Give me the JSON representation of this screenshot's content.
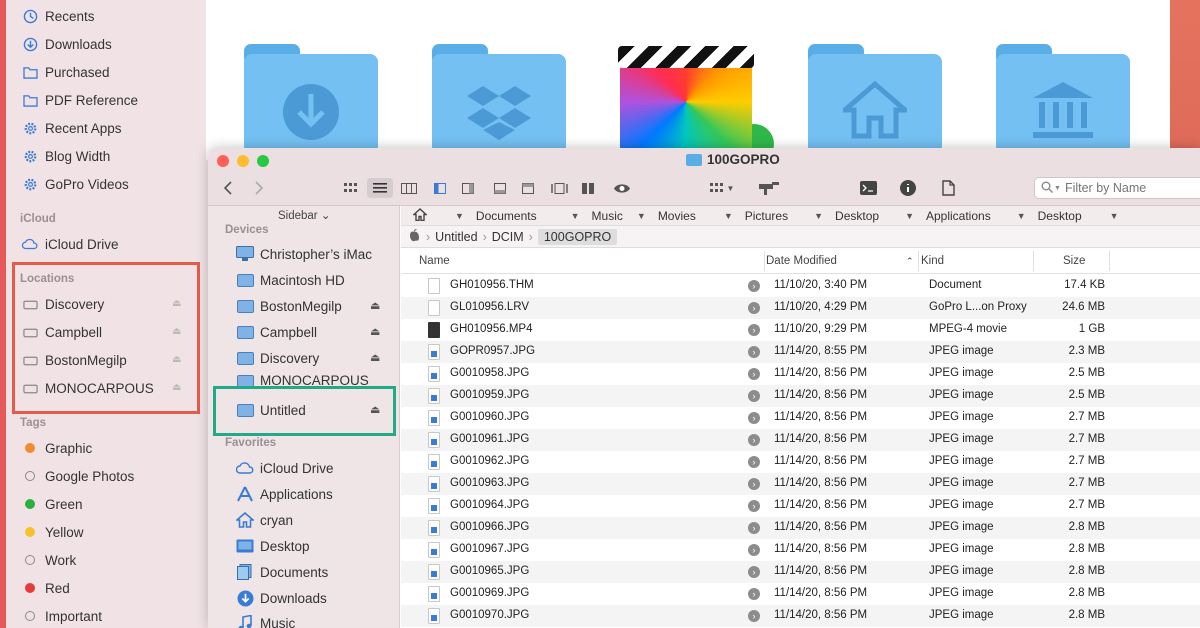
{
  "back_sidebar": {
    "items_top": [
      {
        "label": "Recents",
        "icon": "clock-icon"
      },
      {
        "label": "Downloads",
        "icon": "download-icon"
      },
      {
        "label": "Purchased",
        "icon": "folder-icon"
      },
      {
        "label": "PDF Reference",
        "icon": "folder-icon"
      },
      {
        "label": "Recent Apps",
        "icon": "gear-icon"
      },
      {
        "label": "Blog Width",
        "icon": "gear-icon"
      },
      {
        "label": "GoPro Videos",
        "icon": "gear-icon"
      }
    ],
    "icloud_heading": "iCloud",
    "icloud_drive": "iCloud Drive",
    "locations_heading": "Locations",
    "locations": [
      "Discovery",
      "Campbell",
      "BostonMegilp",
      "MONOCARPOUS"
    ],
    "tags_heading": "Tags",
    "tags": [
      {
        "label": "Graphic",
        "color": "#f28a2e"
      },
      {
        "label": "Google Photos",
        "color": "none"
      },
      {
        "label": "Green",
        "color": "#2bb040"
      },
      {
        "label": "Yellow",
        "color": "#f6c22a"
      },
      {
        "label": "Work",
        "color": "none"
      },
      {
        "label": "Red",
        "color": "#e63a3a"
      },
      {
        "label": "Important",
        "color": "none"
      }
    ]
  },
  "window": {
    "title": "100GOPRO",
    "filter_placeholder": "Filter by Name",
    "sidebar_toggle": "Sidebar ⌄",
    "devices_heading": "Devices",
    "devices": [
      {
        "label": "Christopher’s iMac",
        "eject": false
      },
      {
        "label": "Macintosh HD",
        "eject": false
      },
      {
        "label": "BostonMegilp",
        "eject": true
      },
      {
        "label": "Campbell",
        "eject": true
      },
      {
        "label": "Discovery",
        "eject": true
      },
      {
        "label": "MONOCARPOUS",
        "eject": false
      },
      {
        "label": "Untitled",
        "eject": true
      }
    ],
    "favorites_heading": "Favorites",
    "favorites": [
      {
        "label": "iCloud Drive",
        "icon": "cloud-icon"
      },
      {
        "label": "Applications",
        "icon": "applications-icon"
      },
      {
        "label": "cryan",
        "icon": "home-icon"
      },
      {
        "label": "Desktop",
        "icon": "desktop-icon"
      },
      {
        "label": "Documents",
        "icon": "documents-icon"
      },
      {
        "label": "Downloads",
        "icon": "download-icon"
      },
      {
        "label": "Music",
        "icon": "music-icon"
      }
    ],
    "pathbar": [
      "Documents",
      "Music",
      "Movies",
      "Pictures",
      "Desktop",
      "Applications",
      "Desktop"
    ],
    "breadcrumbs": [
      "Untitled",
      "DCIM",
      "100GOPRO"
    ],
    "columns": {
      "name": "Name",
      "date": "Date Modified",
      "kind": "Kind",
      "size": "Size"
    },
    "files": [
      {
        "name": "GH010956.THM",
        "date": "11/10/20, 3:40 PM",
        "kind": "Document",
        "size": "17.4 KB",
        "type": "doc"
      },
      {
        "name": "GL010956.LRV",
        "date": "11/10/20, 4:29 PM",
        "kind": "GoPro L...on Proxy",
        "size": "24.6 MB",
        "type": "doc"
      },
      {
        "name": "GH010956.MP4",
        "date": "11/10/20, 9:29 PM",
        "kind": "MPEG-4 movie",
        "size": "1 GB",
        "type": "mp4"
      },
      {
        "name": "GOPR0957.JPG",
        "date": "11/14/20, 8:55 PM",
        "kind": "JPEG image",
        "size": "2.3 MB",
        "type": "jpg"
      },
      {
        "name": "G0010958.JPG",
        "date": "11/14/20, 8:56 PM",
        "kind": "JPEG image",
        "size": "2.5 MB",
        "type": "jpg"
      },
      {
        "name": "G0010959.JPG",
        "date": "11/14/20, 8:56 PM",
        "kind": "JPEG image",
        "size": "2.5 MB",
        "type": "jpg"
      },
      {
        "name": "G0010960.JPG",
        "date": "11/14/20, 8:56 PM",
        "kind": "JPEG image",
        "size": "2.7 MB",
        "type": "jpg"
      },
      {
        "name": "G0010961.JPG",
        "date": "11/14/20, 8:56 PM",
        "kind": "JPEG image",
        "size": "2.7 MB",
        "type": "jpg"
      },
      {
        "name": "G0010962.JPG",
        "date": "11/14/20, 8:56 PM",
        "kind": "JPEG image",
        "size": "2.7 MB",
        "type": "jpg"
      },
      {
        "name": "G0010963.JPG",
        "date": "11/14/20, 8:56 PM",
        "kind": "JPEG image",
        "size": "2.7 MB",
        "type": "jpg"
      },
      {
        "name": "G0010964.JPG",
        "date": "11/14/20, 8:56 PM",
        "kind": "JPEG image",
        "size": "2.7 MB",
        "type": "jpg"
      },
      {
        "name": "G0010966.JPG",
        "date": "11/14/20, 8:56 PM",
        "kind": "JPEG image",
        "size": "2.8 MB",
        "type": "jpg"
      },
      {
        "name": "G0010967.JPG",
        "date": "11/14/20, 8:56 PM",
        "kind": "JPEG image",
        "size": "2.8 MB",
        "type": "jpg"
      },
      {
        "name": "G0010965.JPG",
        "date": "11/14/20, 8:56 PM",
        "kind": "JPEG image",
        "size": "2.8 MB",
        "type": "jpg"
      },
      {
        "name": "G0010969.JPG",
        "date": "11/14/20, 8:56 PM",
        "kind": "JPEG image",
        "size": "2.8 MB",
        "type": "jpg"
      },
      {
        "name": "G0010970.JPG",
        "date": "11/14/20, 8:56 PM",
        "kind": "JPEG image",
        "size": "2.8 MB",
        "type": "jpg"
      }
    ]
  },
  "colors": {
    "red_highlight": "#e55c4c",
    "green_highlight": "#22aa88",
    "accent_blue": "#5aaee8"
  }
}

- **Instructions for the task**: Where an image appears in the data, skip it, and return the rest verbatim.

- **Reply to the task**:
Give me the JSON representation of this screenshot's content.
{
  "back_sidebar": {
    "items_top": [
      {
        "label": "Recents",
        "icon": "clock-icon"
      },
      {
        "label": "Downloads",
        "icon": "download-icon"
      },
      {
        "label": "Purchased",
        "icon": "folder-icon"
      },
      {
        "label": "PDF Reference",
        "icon": "folder-icon"
      },
      {
        "label": "Recent Apps",
        "icon": "gear-icon"
      },
      {
        "label": "Blog Width",
        "icon": "gear-icon"
      },
      {
        "label": "GoPro Videos",
        "icon": "gear-icon"
      }
    ],
    "icloud_heading": "iCloud",
    "icloud_drive": "iCloud Drive",
    "locations_heading": "Locations",
    "locations": [
      "Discovery",
      "Campbell",
      "BostonMegilp",
      "MONOCARPOUS"
    ],
    "tags_heading": "Tags",
    "tags": [
      {
        "label": "Graphic",
        "color": "#f28a2e"
      },
      {
        "label": "Google Photos",
        "color": "none"
      },
      {
        "label": "Green",
        "color": "#2bb040"
      },
      {
        "label": "Yellow",
        "color": "#f6c22a"
      },
      {
        "label": "Work",
        "color": "none"
      },
      {
        "label": "Red",
        "color": "#e63a3a"
      },
      {
        "label": "Important",
        "color": "none"
      }
    ]
  },
  "window": {
    "title": "100GOPRO",
    "filter_placeholder": "Filter by Name",
    "sidebar_toggle": "Sidebar ⌄",
    "devices_heading": "Devices",
    "devices": [
      {
        "label": "Christopher’s iMac",
        "eject": false
      },
      {
        "label": "Macintosh HD",
        "eject": false
      },
      {
        "label": "BostonMegilp",
        "eject": true
      },
      {
        "label": "Campbell",
        "eject": true
      },
      {
        "label": "Discovery",
        "eject": true
      },
      {
        "label": "MONOCARPOUS",
        "eject": false
      },
      {
        "label": "Untitled",
        "eject": true
      }
    ],
    "favorites_heading": "Favorites",
    "favorites": [
      {
        "label": "iCloud Drive",
        "icon": "cloud-icon"
      },
      {
        "label": "Applications",
        "icon": "applications-icon"
      },
      {
        "label": "cryan",
        "icon": "home-icon"
      },
      {
        "label": "Desktop",
        "icon": "desktop-icon"
      },
      {
        "label": "Documents",
        "icon": "documents-icon"
      },
      {
        "label": "Downloads",
        "icon": "download-icon"
      },
      {
        "label": "Music",
        "icon": "music-icon"
      }
    ],
    "pathbar": [
      "Documents",
      "Music",
      "Movies",
      "Pictures",
      "Desktop",
      "Applications",
      "Desktop"
    ],
    "breadcrumbs": [
      "Untitled",
      "DCIM",
      "100GOPRO"
    ],
    "columns": {
      "name": "Name",
      "date": "Date Modified",
      "kind": "Kind",
      "size": "Size"
    },
    "files": [
      {
        "name": "GH010956.THM",
        "date": "11/10/20, 3:40 PM",
        "kind": "Document",
        "size": "17.4 KB",
        "type": "doc"
      },
      {
        "name": "GL010956.LRV",
        "date": "11/10/20, 4:29 PM",
        "kind": "GoPro L...on Proxy",
        "size": "24.6 MB",
        "type": "doc"
      },
      {
        "name": "GH010956.MP4",
        "date": "11/10/20, 9:29 PM",
        "kind": "MPEG-4 movie",
        "size": "1 GB",
        "type": "mp4"
      },
      {
        "name": "GOPR0957.JPG",
        "date": "11/14/20, 8:55 PM",
        "kind": "JPEG image",
        "size": "2.3 MB",
        "type": "jpg"
      },
      {
        "name": "G0010958.JPG",
        "date": "11/14/20, 8:56 PM",
        "kind": "JPEG image",
        "size": "2.5 MB",
        "type": "jpg"
      },
      {
        "name": "G0010959.JPG",
        "date": "11/14/20, 8:56 PM",
        "kind": "JPEG image",
        "size": "2.5 MB",
        "type": "jpg"
      },
      {
        "name": "G0010960.JPG",
        "date": "11/14/20, 8:56 PM",
        "kind": "JPEG image",
        "size": "2.7 MB",
        "type": "jpg"
      },
      {
        "name": "G0010961.JPG",
        "date": "11/14/20, 8:56 PM",
        "kind": "JPEG image",
        "size": "2.7 MB",
        "type": "jpg"
      },
      {
        "name": "G0010962.JPG",
        "date": "11/14/20, 8:56 PM",
        "kind": "JPEG image",
        "size": "2.7 MB",
        "type": "jpg"
      },
      {
        "name": "G0010963.JPG",
        "date": "11/14/20, 8:56 PM",
        "kind": "JPEG image",
        "size": "2.7 MB",
        "type": "jpg"
      },
      {
        "name": "G0010964.JPG",
        "date": "11/14/20, 8:56 PM",
        "kind": "JPEG image",
        "size": "2.7 MB",
        "type": "jpg"
      },
      {
        "name": "G0010966.JPG",
        "date": "11/14/20, 8:56 PM",
        "kind": "JPEG image",
        "size": "2.8 MB",
        "type": "jpg"
      },
      {
        "name": "G0010967.JPG",
        "date": "11/14/20, 8:56 PM",
        "kind": "JPEG image",
        "size": "2.8 MB",
        "type": "jpg"
      },
      {
        "name": "G0010965.JPG",
        "date": "11/14/20, 8:56 PM",
        "kind": "JPEG image",
        "size": "2.8 MB",
        "type": "jpg"
      },
      {
        "name": "G0010969.JPG",
        "date": "11/14/20, 8:56 PM",
        "kind": "JPEG image",
        "size": "2.8 MB",
        "type": "jpg"
      },
      {
        "name": "G0010970.JPG",
        "date": "11/14/20, 8:56 PM",
        "kind": "JPEG image",
        "size": "2.8 MB",
        "type": "jpg"
      }
    ]
  },
  "colors": {
    "red_highlight": "#e55c4c",
    "green_highlight": "#22aa88",
    "accent_blue": "#5aaee8"
  }
}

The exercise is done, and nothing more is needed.